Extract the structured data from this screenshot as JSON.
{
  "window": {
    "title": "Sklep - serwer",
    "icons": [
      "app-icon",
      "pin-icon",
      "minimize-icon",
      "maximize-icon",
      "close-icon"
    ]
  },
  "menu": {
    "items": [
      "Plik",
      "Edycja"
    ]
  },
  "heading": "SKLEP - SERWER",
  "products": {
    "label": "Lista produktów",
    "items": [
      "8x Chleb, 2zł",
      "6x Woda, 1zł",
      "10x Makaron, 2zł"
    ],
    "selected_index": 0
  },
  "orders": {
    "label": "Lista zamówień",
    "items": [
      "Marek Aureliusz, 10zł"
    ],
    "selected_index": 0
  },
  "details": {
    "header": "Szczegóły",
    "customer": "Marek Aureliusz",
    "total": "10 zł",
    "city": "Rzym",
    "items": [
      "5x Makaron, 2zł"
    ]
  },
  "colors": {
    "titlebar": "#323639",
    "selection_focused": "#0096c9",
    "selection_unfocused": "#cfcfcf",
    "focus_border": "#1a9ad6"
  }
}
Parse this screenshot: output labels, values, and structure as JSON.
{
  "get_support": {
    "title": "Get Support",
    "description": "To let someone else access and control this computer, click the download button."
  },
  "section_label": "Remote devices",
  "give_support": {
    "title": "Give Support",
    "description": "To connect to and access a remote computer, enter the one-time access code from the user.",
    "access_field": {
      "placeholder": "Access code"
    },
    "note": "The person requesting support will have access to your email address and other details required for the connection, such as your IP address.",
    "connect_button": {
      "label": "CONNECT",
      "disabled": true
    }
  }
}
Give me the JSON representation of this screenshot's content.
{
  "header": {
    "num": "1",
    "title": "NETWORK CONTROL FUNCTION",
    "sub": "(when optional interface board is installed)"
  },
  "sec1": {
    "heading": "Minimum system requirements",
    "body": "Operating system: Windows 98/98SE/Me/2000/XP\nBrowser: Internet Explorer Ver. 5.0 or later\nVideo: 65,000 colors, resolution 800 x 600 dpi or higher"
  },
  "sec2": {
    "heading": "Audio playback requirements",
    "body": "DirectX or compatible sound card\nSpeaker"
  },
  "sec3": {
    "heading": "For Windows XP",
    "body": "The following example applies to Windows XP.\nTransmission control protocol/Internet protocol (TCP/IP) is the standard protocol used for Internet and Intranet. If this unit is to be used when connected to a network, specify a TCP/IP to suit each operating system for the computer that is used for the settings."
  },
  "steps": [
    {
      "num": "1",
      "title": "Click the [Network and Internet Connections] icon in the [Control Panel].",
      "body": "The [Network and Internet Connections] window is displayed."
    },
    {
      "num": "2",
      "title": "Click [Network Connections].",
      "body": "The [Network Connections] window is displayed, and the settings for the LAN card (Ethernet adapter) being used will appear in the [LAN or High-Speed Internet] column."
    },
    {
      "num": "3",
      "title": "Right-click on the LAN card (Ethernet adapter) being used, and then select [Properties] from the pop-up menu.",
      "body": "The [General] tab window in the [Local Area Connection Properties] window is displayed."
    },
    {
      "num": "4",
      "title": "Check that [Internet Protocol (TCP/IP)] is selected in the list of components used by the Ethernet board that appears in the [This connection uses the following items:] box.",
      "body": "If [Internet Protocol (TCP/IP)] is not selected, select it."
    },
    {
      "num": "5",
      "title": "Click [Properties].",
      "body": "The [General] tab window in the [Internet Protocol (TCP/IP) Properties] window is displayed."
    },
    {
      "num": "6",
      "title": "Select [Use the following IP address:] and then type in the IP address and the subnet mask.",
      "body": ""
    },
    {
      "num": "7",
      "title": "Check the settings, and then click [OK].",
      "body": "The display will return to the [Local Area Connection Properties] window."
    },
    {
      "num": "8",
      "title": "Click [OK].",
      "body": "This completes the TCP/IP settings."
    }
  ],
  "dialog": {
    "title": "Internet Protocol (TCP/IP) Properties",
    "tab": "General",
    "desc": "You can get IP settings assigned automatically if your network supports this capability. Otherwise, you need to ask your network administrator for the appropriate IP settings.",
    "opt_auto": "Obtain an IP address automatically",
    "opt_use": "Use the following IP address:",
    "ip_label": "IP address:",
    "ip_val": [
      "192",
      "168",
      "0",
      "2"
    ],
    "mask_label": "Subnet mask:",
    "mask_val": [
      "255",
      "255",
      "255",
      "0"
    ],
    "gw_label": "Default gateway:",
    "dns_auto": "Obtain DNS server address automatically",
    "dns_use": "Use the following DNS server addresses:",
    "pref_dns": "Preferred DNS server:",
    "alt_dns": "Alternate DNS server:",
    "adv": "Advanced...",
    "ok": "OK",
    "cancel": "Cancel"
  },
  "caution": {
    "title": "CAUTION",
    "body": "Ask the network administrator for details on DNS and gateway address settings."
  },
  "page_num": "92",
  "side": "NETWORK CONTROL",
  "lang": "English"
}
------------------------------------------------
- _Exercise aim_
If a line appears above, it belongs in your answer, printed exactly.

- _Output for this task_
Extract the structured data from this screenshot as JSON.
{
  "window": {
    "title": "Sklep - serwer",
    "icons": [
      "app-icon",
      "pin-icon",
      "minimize-icon",
      "maximize-icon",
      "close-icon"
    ]
  },
  "menu": {
    "items": [
      "Plik",
      "Edycja"
    ]
  },
  "heading": "SKLEP - SERWER",
  "products": {
    "label": "Lista produktów",
    "items": [
      "8x Chleb, 2zł",
      "6x Woda, 1zł",
      "10x Makaron, 2zł"
    ],
    "selected_index": 0
  },
  "orders": {
    "label": "Lista zamówień",
    "items": [
      "Marek Aureliusz, 10zł"
    ],
    "selected_index": 0
  },
  "details": {
    "header": "Szczegóły",
    "customer": "Marek Aureliusz",
    "total": "10 zł",
    "city": "Rzym",
    "items": [
      "5x Makaron, 2zł"
    ]
  },
  "colors": {
    "titlebar": "#323639",
    "selection_focused": "#0096c9",
    "selection_unfocused": "#cfcfcf",
    "focus_border": "#1a9ad6"
  }
}
Parse this screenshot: output labels, values, and structure as JSON.
{
  "get_support": {
    "title": "Get Support",
    "description": "To let someone else access and control this computer, click the download button."
  },
  "section_label": "Remote devices",
  "give_support": {
    "title": "Give Support",
    "description": "To connect to and access a remote computer, enter the one-time access code from the user.",
    "access_field": {
      "placeholder": "Access code"
    },
    "note": "The person requesting support will have access to your email address and other details required for the connection, such as your IP address.",
    "connect_button": {
      "label": "CONNECT",
      "disabled": true
    }
  }
}
Give me the JSON representation of this screenshot's content.
{
  "header": {
    "num": "1",
    "title": "NETWORK CONTROL FUNCTION",
    "sub": "(when optional interface board is installed)"
  },
  "sec1": {
    "heading": "Minimum system requirements",
    "body": "Operating system: Windows 98/98SE/Me/2000/XP\nBrowser: Internet Explorer Ver. 5.0 or later\nVideo: 65,000 colors, resolution 800 x 600 dpi or higher"
  },
  "sec2": {
    "heading": "Audio playback requirements",
    "body": "DirectX or compatible sound card\nSpeaker"
  },
  "sec3": {
    "heading": "For Windows XP",
    "body": "The following example applies to Windows XP.\nTransmission control protocol/Internet protocol (TCP/IP) is the standard protocol used for Internet and Intranet. If this unit is to be used when connected to a network, specify a TCP/IP to suit each operating system for the computer that is used for the settings."
  },
  "steps": [
    {
      "num": "1",
      "title": "Click the [Network and Internet Connections] icon in the [Control Panel].",
      "body": "The [Network and Internet Connections] window is displayed."
    },
    {
      "num": "2",
      "title": "Click [Network Connections].",
      "body": "The [Network Connections] window is displayed, and the settings for the LAN card (Ethernet adapter) being used will appear in the [LAN or High-Speed Internet] column."
    },
    {
      "num": "3",
      "title": "Right-click on the LAN card (Ethernet adapter) being used, and then select [Properties] from the pop-up menu.",
      "body": "The [General] tab window in the [Local Area Connection Properties] window is displayed."
    },
    {
      "num": "4",
      "title": "Check that [Internet Protocol (TCP/IP)] is selected in the list of components used by the Ethernet board that appears in the [This connection uses the following items:] box.",
      "body": "If [Internet Protocol (TCP/IP)] is not selected, select it."
    },
    {
      "num": "5",
      "title": "Click [Properties].",
      "body": "The [General] tab window in the [Internet Protocol (TCP/IP) Properties] window is displayed."
    },
    {
      "num": "6",
      "title": "Select [Use the following IP address:] and then type in the IP address and the subnet mask.",
      "body": ""
    },
    {
      "num": "7",
      "title": "Check the settings, and then click [OK].",
      "body": "The display will return to the [Local Area Connection Properties] window."
    },
    {
      "num": "8",
      "title": "Click [OK].",
      "body": "This completes the TCP/IP settings."
    }
  ],
  "dialog": {
    "title": "Internet Protocol (TCP/IP) Properties",
    "tab": "General",
    "desc": "You can get IP settings assigned automatically if your network supports this capability. Otherwise, you need to ask your network administrator for the appropriate IP settings.",
    "opt_auto": "Obtain an IP address automatically",
    "opt_use": "Use the following IP address:",
    "ip_label": "IP address:",
    "ip_val": [
      "192",
      "168",
      "0",
      "2"
    ],
    "mask_label": "Subnet mask:",
    "mask_val": [
      "255",
      "255",
      "255",
      "0"
    ],
    "gw_label": "Default gateway:",
    "dns_auto": "Obtain DNS server address automatically",
    "dns_use": "Use the following DNS server addresses:",
    "pref_dns": "Preferred DNS server:",
    "alt_dns": "Alternate DNS server:",
    "adv": "Advanced...",
    "ok": "OK",
    "cancel": "Cancel"
  },
  "caution": {
    "title": "CAUTION",
    "body": "Ask the network administrator for details on DNS and gateway address settings."
  },
  "page_num": "92",
  "side": "NETWORK CONTROL",
  "lang": "English"
}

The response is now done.